Forged in the glowing embers of Washington DC following the 2016 election and subsequent Women’s March, the members of FuzzQueen are entrenched in the thriving DIY community of the nation’s capital. While keenly aware of the inescapably political nature of their locale, they coalesce around issues of social injustice and feminine power while also reveling in a “seething tension” that serves to both mirror and confront the political climate through sonic exploration. Following a stint in California, frontwoman Erin Frisby returned to DC with husband and bandmate Chris Stelloh. Reuniting with their longtime friend and drummer Ben Tufts, and adding the bass talent of Clinton Cole, the band shed their former Americana aspirations in favor of a more urgent, visceral project. Drawing from the energy of bands like Fugazi, Queens of the Stone Age, and PJ Harvey, FuzzQueen filters raw energy through compositional complexity and Frisby’s operatic training. Although rooted in the current social climate, forthcoming single “Ribbons & Flowers” exudes a more primeval energy. Deftly melding ideas of femaleness with environmental awareness, the song exists in the present but alludes to something more ancient. Combined with their affinity for community engagement, the band taps into a collective power that serves both to heal and embolden.
Melania Trump (Cecily Strong), Ivanka Trump (Emily Blunt), Kellyanne Conway (Kate McKinnon), Omarosa (Sasheer Zamata) and Tiffany Trump (Vanessa Bayer) can no longer stand by Donald Trump (Alec Baldwin).
The Make Up was an American post-punk band from Washington, D.C. formed in 1995, consisting of ex-Nation of Ulysses frontman Ian Svenonius on vocals, James Canty on guitar and organ, Steve Gamboa on drums, and Michelle Mae on bass guitar.

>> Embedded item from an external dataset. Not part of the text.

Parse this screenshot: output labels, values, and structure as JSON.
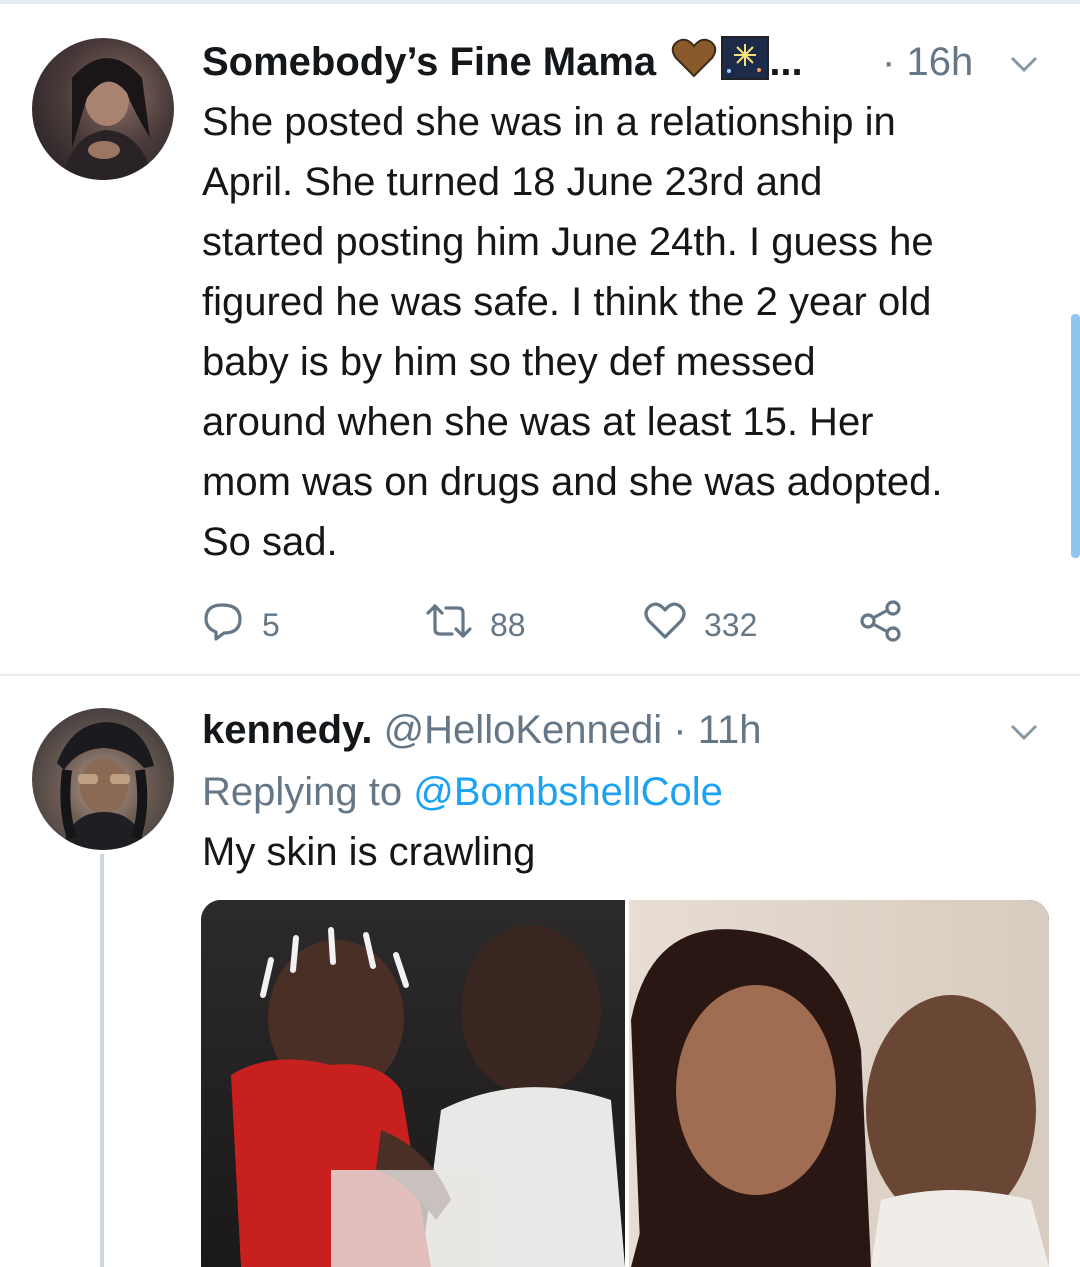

The Make-Up were joined in late 1999 by a fifth member, Alex Minoff (of the groups Golden and Extra Golden), who played guitar with the group until the band’s dissolution in early 2000.
Catharsis: One of the great unsettled issues. That it implies a beneficial cathartic effect produced by witnessing a tragic action is clear; how it is produced is in question. Some believe that the spectators, by vicarious participation, learn through the fate of the tragic hero, that fear and pity are destructive and thereby learn to avoid them in their own lives (this interpretation is clearly didactic). Others believe that the spectator, being human and thus subject to disturbing emotions of fear and pity, has this imbalance rectified and these internal agitations stilled by having an opportunity vicariously to expend fear and pity on the hero…. (Handbook to Literature)
Mystic Braves: Julian Ducatenzeiler (guitar & vocals), Tony Malacara (bass & vocals), Shane Stotsenberg (guitar & vocals), Cameron Gartung (drums), Ignacio Gonzalez (organ/tambourine)
Proud member of the Council of Literary Magazines and Presses.
The Doctor T. J. Eckleburg Review was founded in 2010 as an online and print literary and arts journal. We take our title from F. Scott Fitzgerald’s The Great Gatsby and include the full archives of our predecessor Moon Milk Review. Our aesthetic is eclectic, literary mainstream to experimental. Write hard. We appreciate fusion forms including magical realist, surrealist, meta- realist and realist works with an offbeat spin. We value character-focused storytelling and language and welcome both edge and mainstream writing with punch aesthetics. We like humor that explores the gritty realities of world and human experiences. Our issues include original content from both emerging and established writers, poets, artists and comedians such as authors, Rick Moody, Cris Mazza, Steve Almond, Stephen Dixon, poets, Moira Egan and David Wagoner and actor/comedian, Zach Galifianakis.
Currently, Eckleburg runs online, daily content of original fiction, poetry, nonfiction, translations, and more with featured artwork — visual and intermedia — from our Gallery. We run annual print issues, the Eckleburg Reading Series (DC, Baltimore and New York), as well as, the annual Gertrude Stein Award in Fiction, first prize $1000 and print publication, guest-judged by award-winning authors such as Rick Moody and Cris Mazza. Write hard.
We have collaborated with a number of talented and high profile literary, art and intermedia organizations in DC, Baltimore and New York including The Poetry Society of New York, KGB Bar, Brazenhead Books, New World Writing (formerly Mississippi Review Online), The Hopkins Review, Boulevard, Gargoyle Magazine, Entasis Press, Barrelhouse, Hobart, 826DC, DC Lit and Iowa’s Mission Creek Festival at AWP 2013, Boston, for a night of raw comedic lit and music. We like to promote smaller indie presses, galleries, musicians and filmmakers alongside globally recognized organizations, as well as, our local, national and international contributors.
Over the ashheaps the giant eyes of Doctor T. J. Eckleburg kept their vigil, but I perceived, after a moment, that other eyes were regarding us with peculiar intensity from less than twenty feet away. —The Great Gatsby, F. Scott Fitzgerald